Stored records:
################

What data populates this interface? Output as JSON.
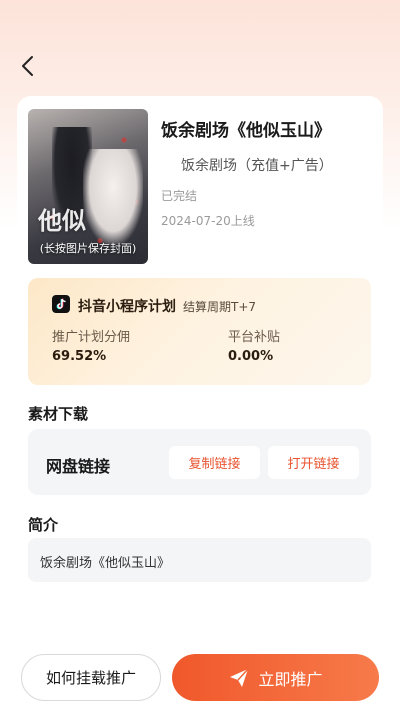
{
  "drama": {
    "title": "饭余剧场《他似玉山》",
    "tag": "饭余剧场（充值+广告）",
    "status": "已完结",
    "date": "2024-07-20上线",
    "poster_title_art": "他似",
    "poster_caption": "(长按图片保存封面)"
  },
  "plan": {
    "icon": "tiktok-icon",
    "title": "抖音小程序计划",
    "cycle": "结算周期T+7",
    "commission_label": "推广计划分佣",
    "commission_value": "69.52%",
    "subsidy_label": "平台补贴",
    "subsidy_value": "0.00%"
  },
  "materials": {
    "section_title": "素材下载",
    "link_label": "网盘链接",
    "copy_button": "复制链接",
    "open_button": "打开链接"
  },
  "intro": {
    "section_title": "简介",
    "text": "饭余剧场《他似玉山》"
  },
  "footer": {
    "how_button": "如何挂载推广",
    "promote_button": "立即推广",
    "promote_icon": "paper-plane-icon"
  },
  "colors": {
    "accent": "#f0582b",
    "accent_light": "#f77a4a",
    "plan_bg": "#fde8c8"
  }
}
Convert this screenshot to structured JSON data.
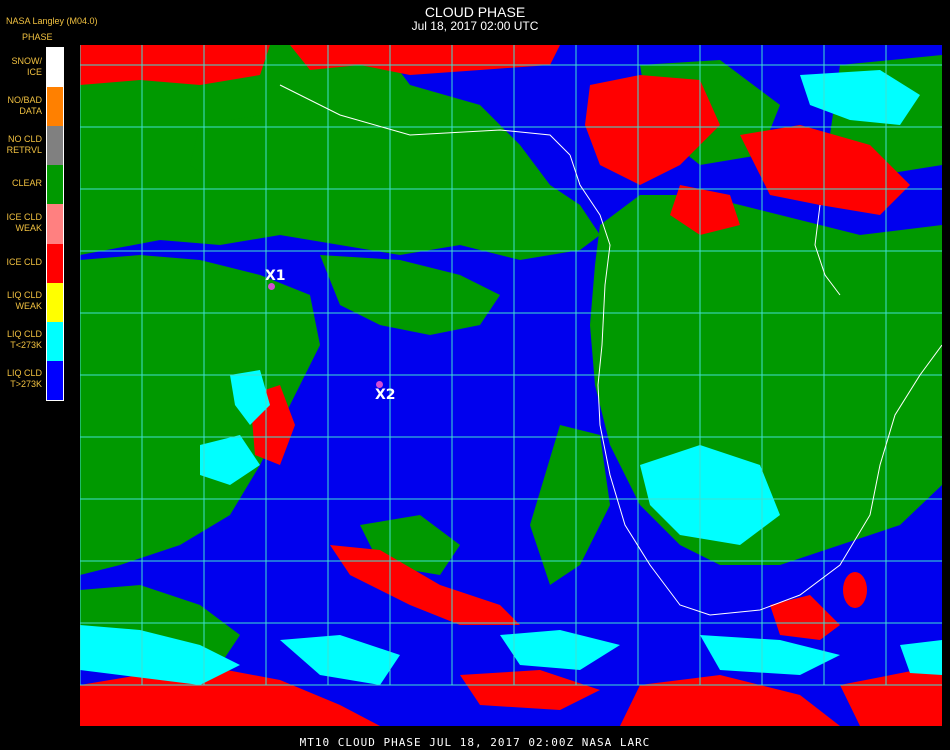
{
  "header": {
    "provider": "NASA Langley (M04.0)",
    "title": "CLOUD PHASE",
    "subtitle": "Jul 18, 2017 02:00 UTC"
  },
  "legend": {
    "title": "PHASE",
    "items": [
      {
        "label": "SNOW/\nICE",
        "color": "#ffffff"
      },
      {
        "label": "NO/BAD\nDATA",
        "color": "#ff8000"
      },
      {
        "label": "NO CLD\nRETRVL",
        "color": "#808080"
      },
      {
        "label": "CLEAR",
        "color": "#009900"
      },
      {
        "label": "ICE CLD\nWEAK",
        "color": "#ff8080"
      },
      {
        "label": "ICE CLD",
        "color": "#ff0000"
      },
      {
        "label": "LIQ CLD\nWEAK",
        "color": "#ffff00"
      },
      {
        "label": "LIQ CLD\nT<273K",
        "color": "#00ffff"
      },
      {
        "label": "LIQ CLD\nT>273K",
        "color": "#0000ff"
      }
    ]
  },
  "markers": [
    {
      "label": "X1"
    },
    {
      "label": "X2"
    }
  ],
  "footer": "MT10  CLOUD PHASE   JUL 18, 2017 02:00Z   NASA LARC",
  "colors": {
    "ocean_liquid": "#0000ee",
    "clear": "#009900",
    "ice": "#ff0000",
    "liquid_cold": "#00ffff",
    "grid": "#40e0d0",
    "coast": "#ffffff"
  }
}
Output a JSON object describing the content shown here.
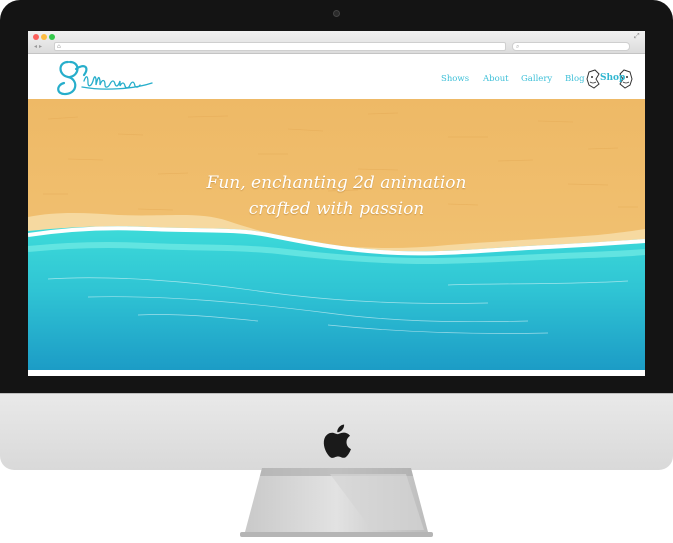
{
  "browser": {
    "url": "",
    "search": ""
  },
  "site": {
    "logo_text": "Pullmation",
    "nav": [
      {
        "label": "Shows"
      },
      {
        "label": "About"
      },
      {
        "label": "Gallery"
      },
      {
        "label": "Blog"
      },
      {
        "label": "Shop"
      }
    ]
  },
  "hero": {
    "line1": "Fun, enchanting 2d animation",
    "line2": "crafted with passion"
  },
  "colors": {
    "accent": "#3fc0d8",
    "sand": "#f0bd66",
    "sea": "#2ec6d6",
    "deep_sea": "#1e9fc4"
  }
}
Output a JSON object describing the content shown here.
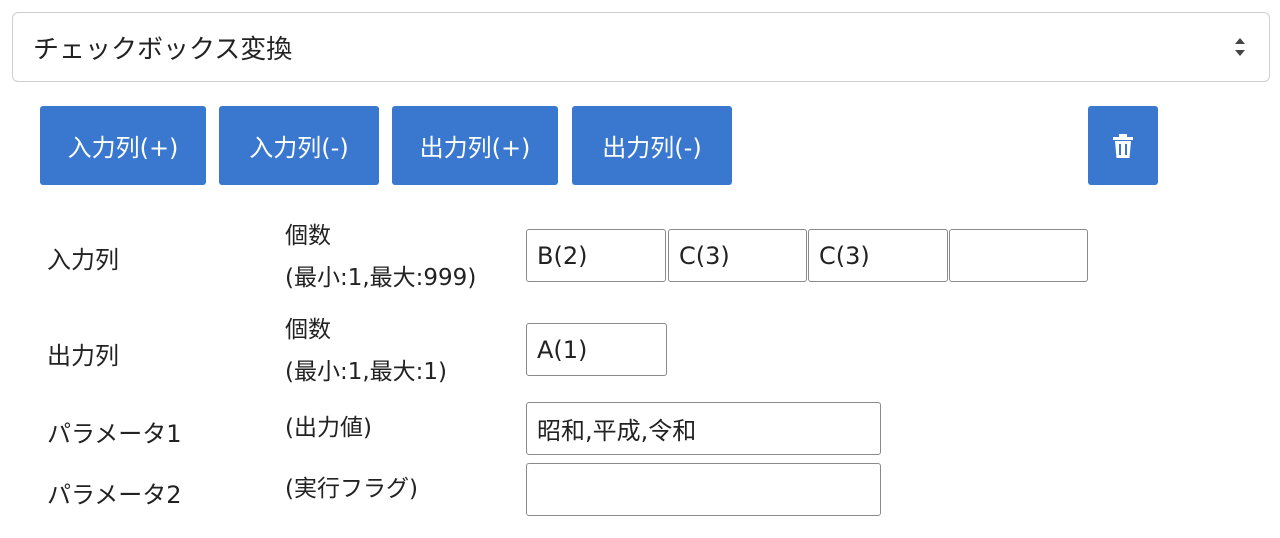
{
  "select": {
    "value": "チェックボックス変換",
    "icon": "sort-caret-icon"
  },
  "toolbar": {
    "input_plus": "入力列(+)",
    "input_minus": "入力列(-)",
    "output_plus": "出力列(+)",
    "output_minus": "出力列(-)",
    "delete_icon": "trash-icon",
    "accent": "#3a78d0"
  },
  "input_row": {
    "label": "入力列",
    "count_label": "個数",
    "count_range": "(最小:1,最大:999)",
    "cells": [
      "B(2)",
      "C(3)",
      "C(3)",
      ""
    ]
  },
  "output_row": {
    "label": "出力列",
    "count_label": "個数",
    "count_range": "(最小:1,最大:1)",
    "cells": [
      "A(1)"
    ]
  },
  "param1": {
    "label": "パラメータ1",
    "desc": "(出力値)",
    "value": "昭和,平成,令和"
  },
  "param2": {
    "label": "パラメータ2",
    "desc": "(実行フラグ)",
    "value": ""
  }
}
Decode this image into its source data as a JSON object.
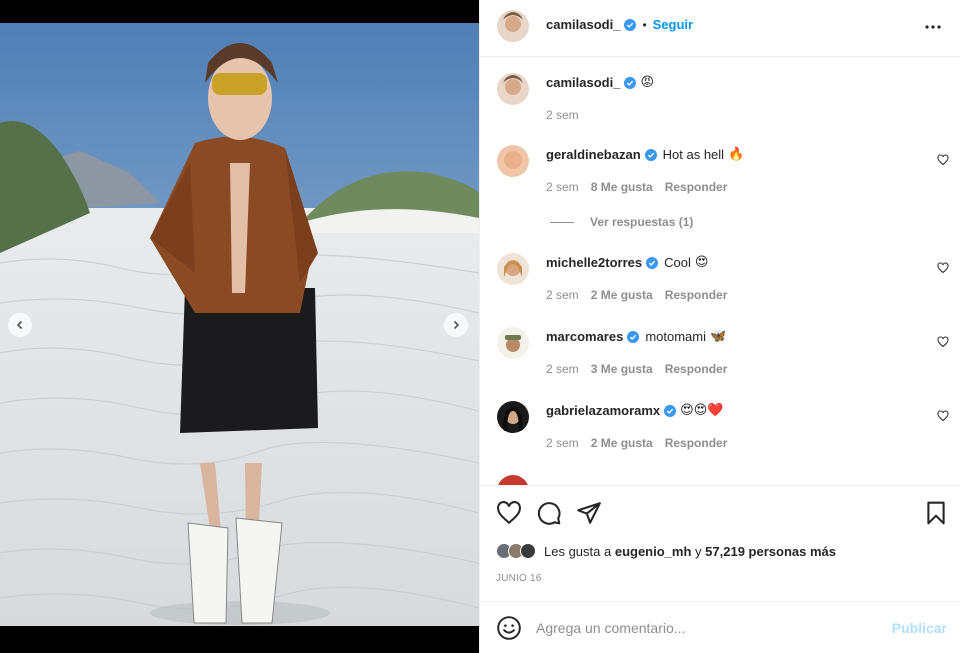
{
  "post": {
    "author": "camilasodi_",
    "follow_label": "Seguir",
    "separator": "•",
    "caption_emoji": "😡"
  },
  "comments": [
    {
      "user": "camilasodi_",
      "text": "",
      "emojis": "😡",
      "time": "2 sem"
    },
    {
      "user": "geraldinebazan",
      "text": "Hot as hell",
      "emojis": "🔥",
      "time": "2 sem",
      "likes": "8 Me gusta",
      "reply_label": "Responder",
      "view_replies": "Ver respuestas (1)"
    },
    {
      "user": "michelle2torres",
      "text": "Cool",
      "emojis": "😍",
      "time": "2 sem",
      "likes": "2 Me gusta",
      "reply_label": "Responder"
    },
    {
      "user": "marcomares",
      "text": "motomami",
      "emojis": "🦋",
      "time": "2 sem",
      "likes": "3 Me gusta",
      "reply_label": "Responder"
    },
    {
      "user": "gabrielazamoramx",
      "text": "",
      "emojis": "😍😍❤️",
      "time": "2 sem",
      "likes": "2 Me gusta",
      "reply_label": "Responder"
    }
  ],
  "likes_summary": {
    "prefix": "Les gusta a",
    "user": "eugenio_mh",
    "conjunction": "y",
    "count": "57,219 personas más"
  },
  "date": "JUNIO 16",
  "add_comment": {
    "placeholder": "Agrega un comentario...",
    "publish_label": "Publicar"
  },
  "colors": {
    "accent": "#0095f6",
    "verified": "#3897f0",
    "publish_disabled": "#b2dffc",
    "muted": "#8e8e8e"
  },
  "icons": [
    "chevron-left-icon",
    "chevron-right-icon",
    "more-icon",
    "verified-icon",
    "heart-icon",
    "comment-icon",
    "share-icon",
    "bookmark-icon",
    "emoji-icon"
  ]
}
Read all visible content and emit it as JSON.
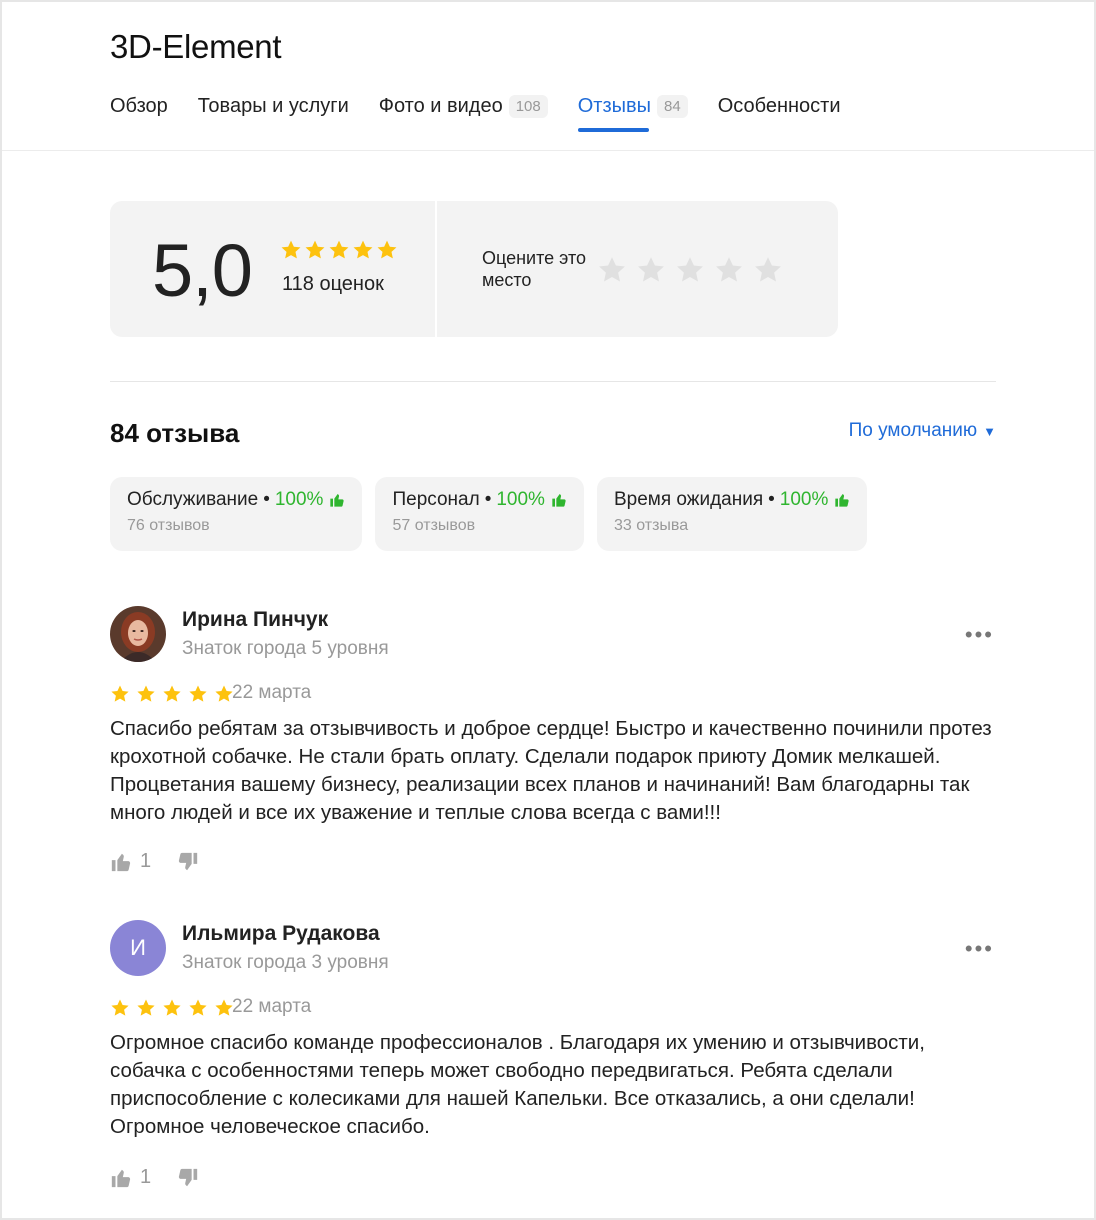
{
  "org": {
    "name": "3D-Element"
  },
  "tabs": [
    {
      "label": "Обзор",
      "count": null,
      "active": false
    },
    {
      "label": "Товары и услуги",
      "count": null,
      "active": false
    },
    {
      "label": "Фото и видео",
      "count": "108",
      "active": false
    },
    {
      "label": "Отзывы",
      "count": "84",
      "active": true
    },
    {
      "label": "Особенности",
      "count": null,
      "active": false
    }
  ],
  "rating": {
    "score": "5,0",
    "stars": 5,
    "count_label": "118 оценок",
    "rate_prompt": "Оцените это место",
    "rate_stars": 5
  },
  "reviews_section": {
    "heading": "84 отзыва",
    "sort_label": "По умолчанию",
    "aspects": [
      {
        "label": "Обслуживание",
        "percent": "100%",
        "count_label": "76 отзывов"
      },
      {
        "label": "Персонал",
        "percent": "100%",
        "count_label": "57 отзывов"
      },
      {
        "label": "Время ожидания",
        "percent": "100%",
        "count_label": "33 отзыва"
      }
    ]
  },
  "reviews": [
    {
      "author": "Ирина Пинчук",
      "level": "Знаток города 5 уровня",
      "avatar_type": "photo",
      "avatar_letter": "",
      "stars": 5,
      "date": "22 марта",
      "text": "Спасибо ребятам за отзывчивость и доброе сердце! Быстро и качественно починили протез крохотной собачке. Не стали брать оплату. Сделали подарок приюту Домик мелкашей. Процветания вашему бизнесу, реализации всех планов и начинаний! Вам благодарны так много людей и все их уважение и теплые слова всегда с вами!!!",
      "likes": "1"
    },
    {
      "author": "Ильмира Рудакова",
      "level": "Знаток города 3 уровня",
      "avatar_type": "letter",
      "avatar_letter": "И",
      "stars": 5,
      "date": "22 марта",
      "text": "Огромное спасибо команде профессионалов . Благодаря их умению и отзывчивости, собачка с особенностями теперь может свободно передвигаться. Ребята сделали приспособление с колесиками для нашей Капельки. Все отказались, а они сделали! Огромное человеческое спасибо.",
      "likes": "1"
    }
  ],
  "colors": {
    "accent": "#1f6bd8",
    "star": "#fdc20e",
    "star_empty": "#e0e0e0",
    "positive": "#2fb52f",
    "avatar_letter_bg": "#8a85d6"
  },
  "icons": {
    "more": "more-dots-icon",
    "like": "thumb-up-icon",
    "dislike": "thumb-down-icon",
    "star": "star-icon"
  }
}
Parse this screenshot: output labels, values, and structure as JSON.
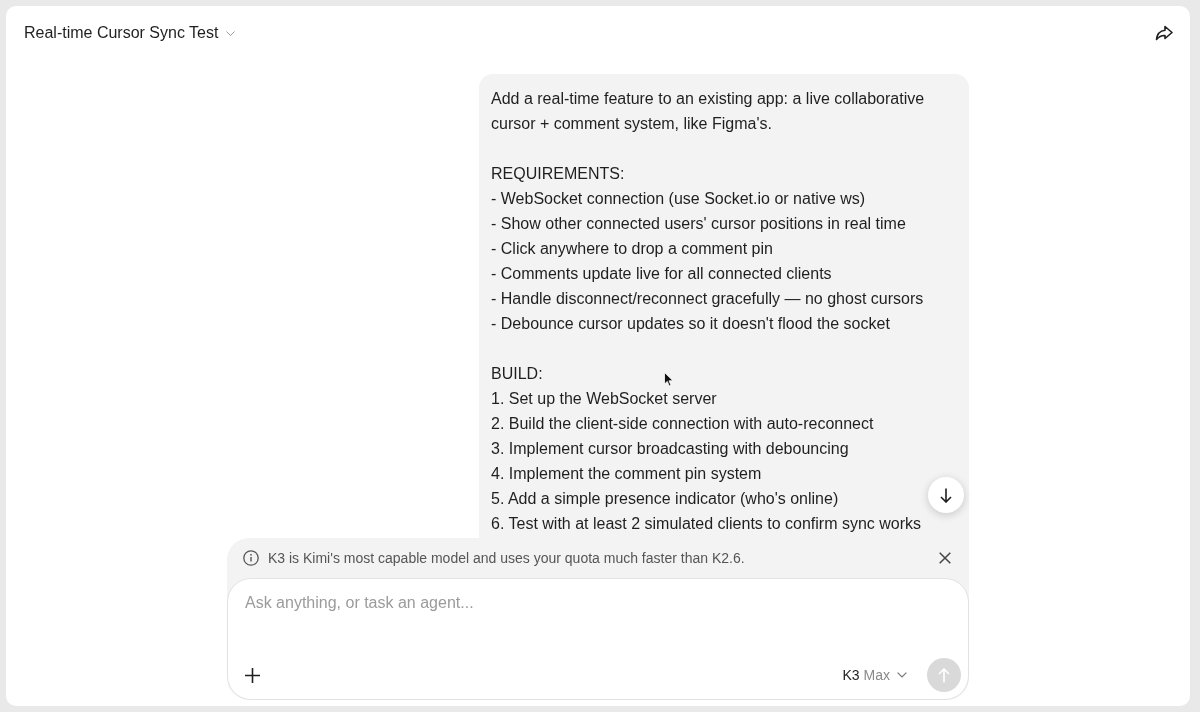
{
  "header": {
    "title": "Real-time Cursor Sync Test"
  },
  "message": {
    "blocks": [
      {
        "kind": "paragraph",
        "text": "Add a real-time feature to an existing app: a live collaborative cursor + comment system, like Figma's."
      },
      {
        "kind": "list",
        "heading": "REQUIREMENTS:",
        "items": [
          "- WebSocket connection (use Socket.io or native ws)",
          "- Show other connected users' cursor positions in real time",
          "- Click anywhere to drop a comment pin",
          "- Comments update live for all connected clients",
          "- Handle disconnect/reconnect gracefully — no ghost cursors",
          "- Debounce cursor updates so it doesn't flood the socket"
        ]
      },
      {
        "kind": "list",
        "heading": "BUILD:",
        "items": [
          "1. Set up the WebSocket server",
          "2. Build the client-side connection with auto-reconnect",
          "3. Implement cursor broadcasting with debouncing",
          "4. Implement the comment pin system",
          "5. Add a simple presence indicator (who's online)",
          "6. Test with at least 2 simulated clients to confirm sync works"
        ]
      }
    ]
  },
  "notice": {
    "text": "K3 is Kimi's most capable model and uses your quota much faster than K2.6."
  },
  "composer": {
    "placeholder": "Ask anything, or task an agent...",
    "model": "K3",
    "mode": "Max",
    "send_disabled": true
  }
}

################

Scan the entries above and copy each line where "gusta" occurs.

• Answer area
      "likes": "8 Me gusta",
      "likes": "2 Me gusta",
      "likes": "3 Me gusta",
      "likes": "2 Me gusta",
    "prefix": "Les gusta a",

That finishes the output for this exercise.